1. The article proposes a Weighted Logit Mixture model to estimate the heterogeneous mode choice preferences of shippers based on aggregate data in freight transportation.
2. The model is applied to a case study along the European Rhine-Alpine corridor and shows that there is substantial variation in cost sensitivity regarding intermodal transport.
3. The proposed Weighted Logit Mixture model exhibits similar predictive power to benchmark models while providing a better description of the population's preferences, enabling policymakers to make more informed decisions.
The article titled "A Logit Mixture Model Estimating the Heterogeneous Mode Choice Preferences of Shippers Based on Aggregate Data" presents a methodology for estimating mode choice preferences of shippers in freight transportation using aggregate data. While the article provides valuable insights into the topic, there are several areas that require critical analysis.
One potential bias in the article is the assumption that aggregate data can accurately represent the preferences and behaviors of individual decision-makers. The authors argue that firms belonging to the same industry sector with identical transport infrastructure will exhibit similar behaviors. However, this assumption overlooks the fact that individual firms may have unique characteristics, strategies, and priorities that influence their mode choice decisions. Therefore, relying solely on aggregate data may not capture the full heterogeneity of preferences among shippers.
Another potential bias is the limited consideration of factors other than cost sensitivity in mode choice preferences. The article focuses primarily on cost reduction and time savings as drivers for modal shift to rail or water freight transport. While these factors are important, there are other considerations such as reliability, accessibility, environmental impact, and regulatory requirements that also influence mode choice decisions. Ignoring these factors may lead to an incomplete understanding of shippers' preferences and hinder the successful implementation of sustainable transportation solutions.

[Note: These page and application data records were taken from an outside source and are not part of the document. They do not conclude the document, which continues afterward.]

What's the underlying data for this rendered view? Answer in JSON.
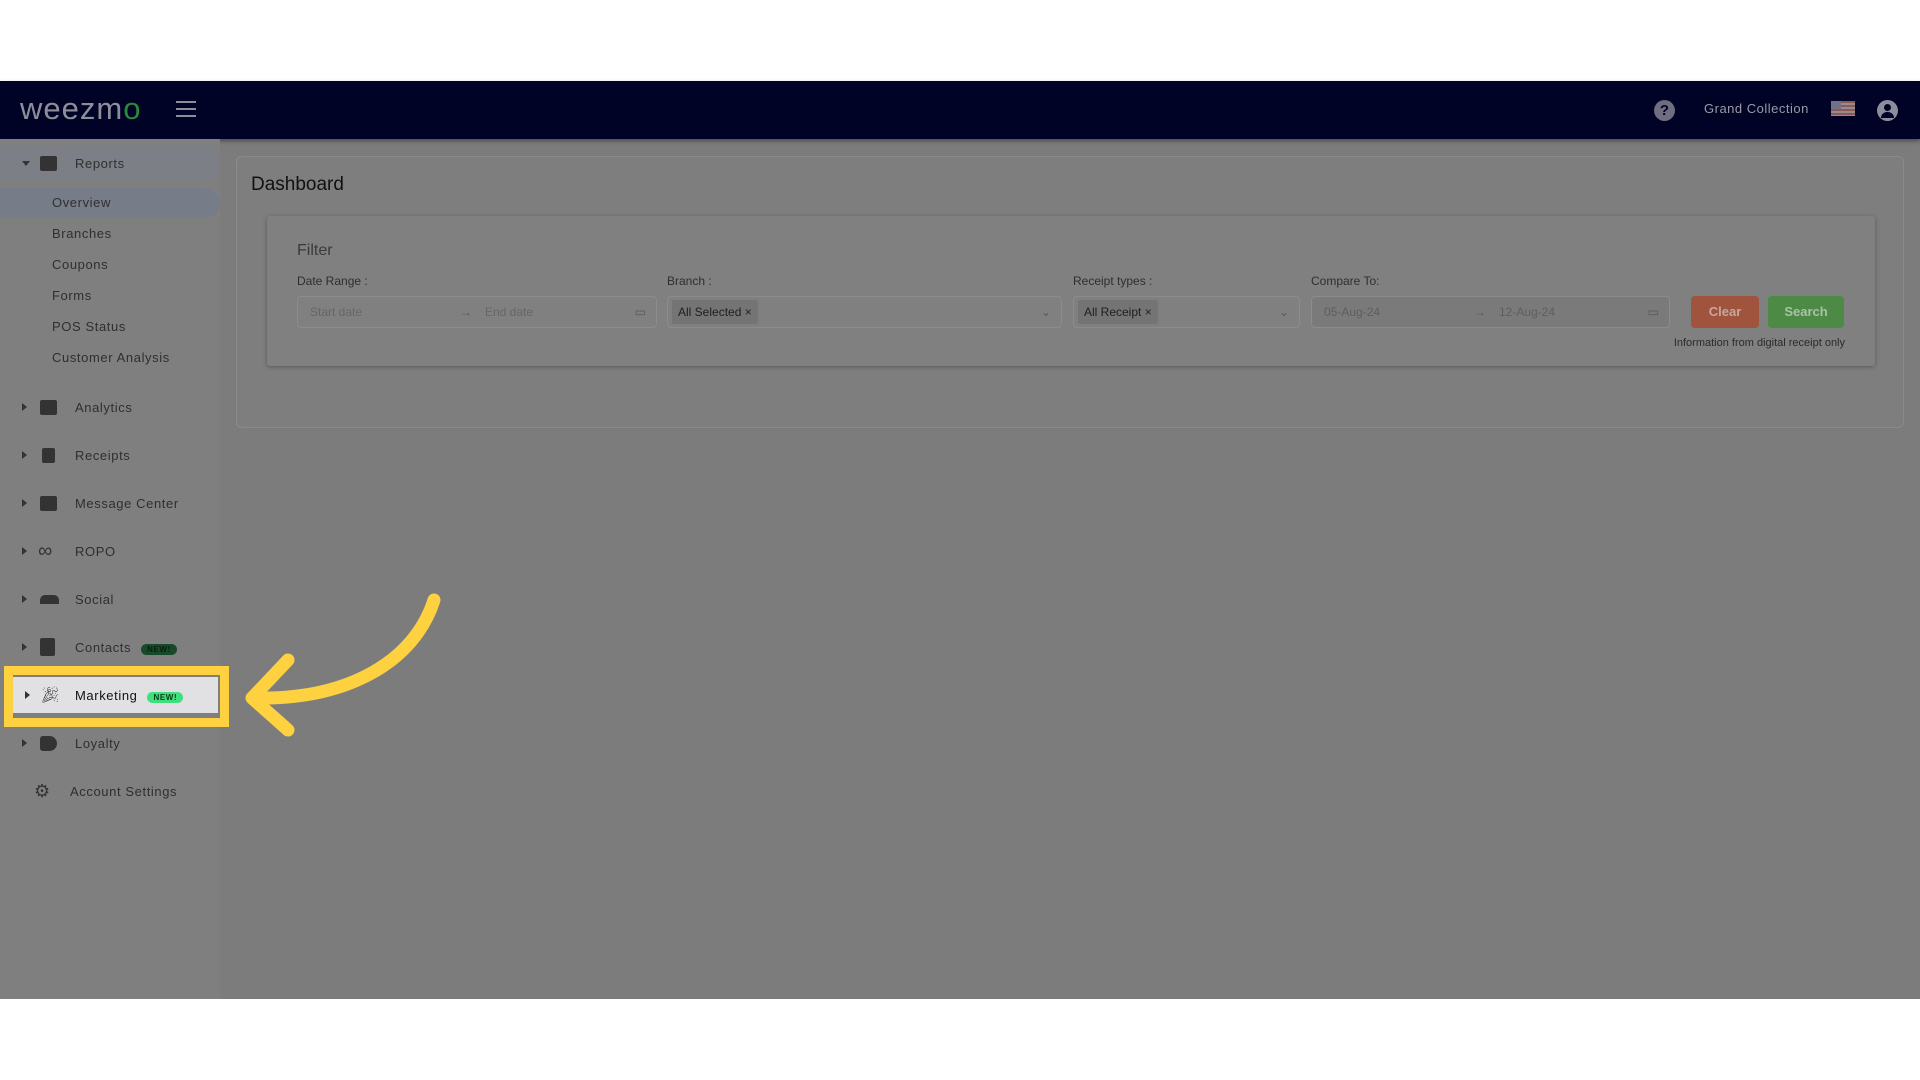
{
  "header": {
    "logo": "weezmo",
    "account_name": "Grand Collection",
    "help_icon": "question-circle-icon",
    "flag_icon": "us-flag-icon",
    "user_icon": "user-circle-icon"
  },
  "sidebar": {
    "reports": {
      "label": "Reports",
      "items": [
        "Overview",
        "Branches",
        "Coupons",
        "Forms",
        "POS Status",
        "Customer Analysis"
      ],
      "active": "Overview"
    },
    "items": [
      {
        "label": "Analytics",
        "icon": "bar-chart-icon"
      },
      {
        "label": "Receipts",
        "icon": "receipt-icon"
      },
      {
        "label": "Message Center",
        "icon": "chat-icon"
      },
      {
        "label": "ROPO",
        "icon": "infinity-icon"
      },
      {
        "label": "Social",
        "icon": "people-icon"
      },
      {
        "label": "Contacts",
        "icon": "contact-card-icon",
        "badge": "NEW!"
      },
      {
        "label": "Marketing",
        "icon": "party-popper-icon",
        "badge": "NEW!"
      },
      {
        "label": "Loyalty",
        "icon": "tag-icon"
      }
    ],
    "account_settings": "Account Settings"
  },
  "main": {
    "title": "Dashboard",
    "filter": {
      "heading": "Filter",
      "date_range": {
        "label": "Date Range :",
        "start_placeholder": "Start date",
        "end_placeholder": "End date"
      },
      "branch": {
        "label": "Branch :",
        "tag": "All Selected"
      },
      "receipt_types": {
        "label": "Receipt types :",
        "tag": "All Receipt"
      },
      "compare_to": {
        "label": "Compare To:",
        "start": "05-Aug-24",
        "end": "12-Aug-24"
      },
      "clear": "Clear",
      "search": "Search",
      "info": "Information from digital receipt only"
    }
  },
  "colors": {
    "header": "#000326",
    "highlight": "#fdd13f",
    "clear": "#a0543e",
    "search": "#4d8a46"
  }
}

The article also lacks evidence to support its claims about the effectiveness of the proposed Weighted Logit Mixture model compared to existing models. While it mentions that the proposed model exhibits similar predictive power to a benchmark model while providing a better description of population preferences, no empirical results or statistical analysis are provided to validate these claims. Without supporting evidence, it is difficult to assess the true value and potential limitations of the proposed model.
Furthermore, there is a lack of exploration of counterarguments or alternative approaches in the article. The authors present their methodology as a solution for capturing heterogeneity in mode choice preferences without disaggregate shipment data. However, there may be other modeling techniques or data collection methods that could also address this challenge. By not considering alternative approaches, the article may present a one-sided view of the topic and limit the reader's understanding of the broader research landscape.
Additionally, the article does not adequately discuss potential risks or limitations associated with using aggregate data for mode choice modeling. While aggregate data may provide insights into overall trends and patterns, it may not capture individual-level preferences or account for unique circumstances and contexts. The authors should have acknowledged these limitations and discussed potential implications for policy-making and decision-making based on their findings.
In terms of presentation, the article lacks clarity in its structure and organization. The introduction section is lengthy and contains repetitive information that could have been condensed. The literature review section is also confusingly presented, making it difficult to follow the flow of ideas. A more concise and coherent structure would have improved the readability and accessibility of the article.
Overall, while the article provides an interesting approach to estimating mode choice preferences using aggregate data, there are several biases, unsupported claims, missing points of consideration, and limitations that need to be addressed. Further empirical evidence, consideration of alternative approaches, acknowledgment of limitations, and clearer presentation would enhance the credibility and impact of this research.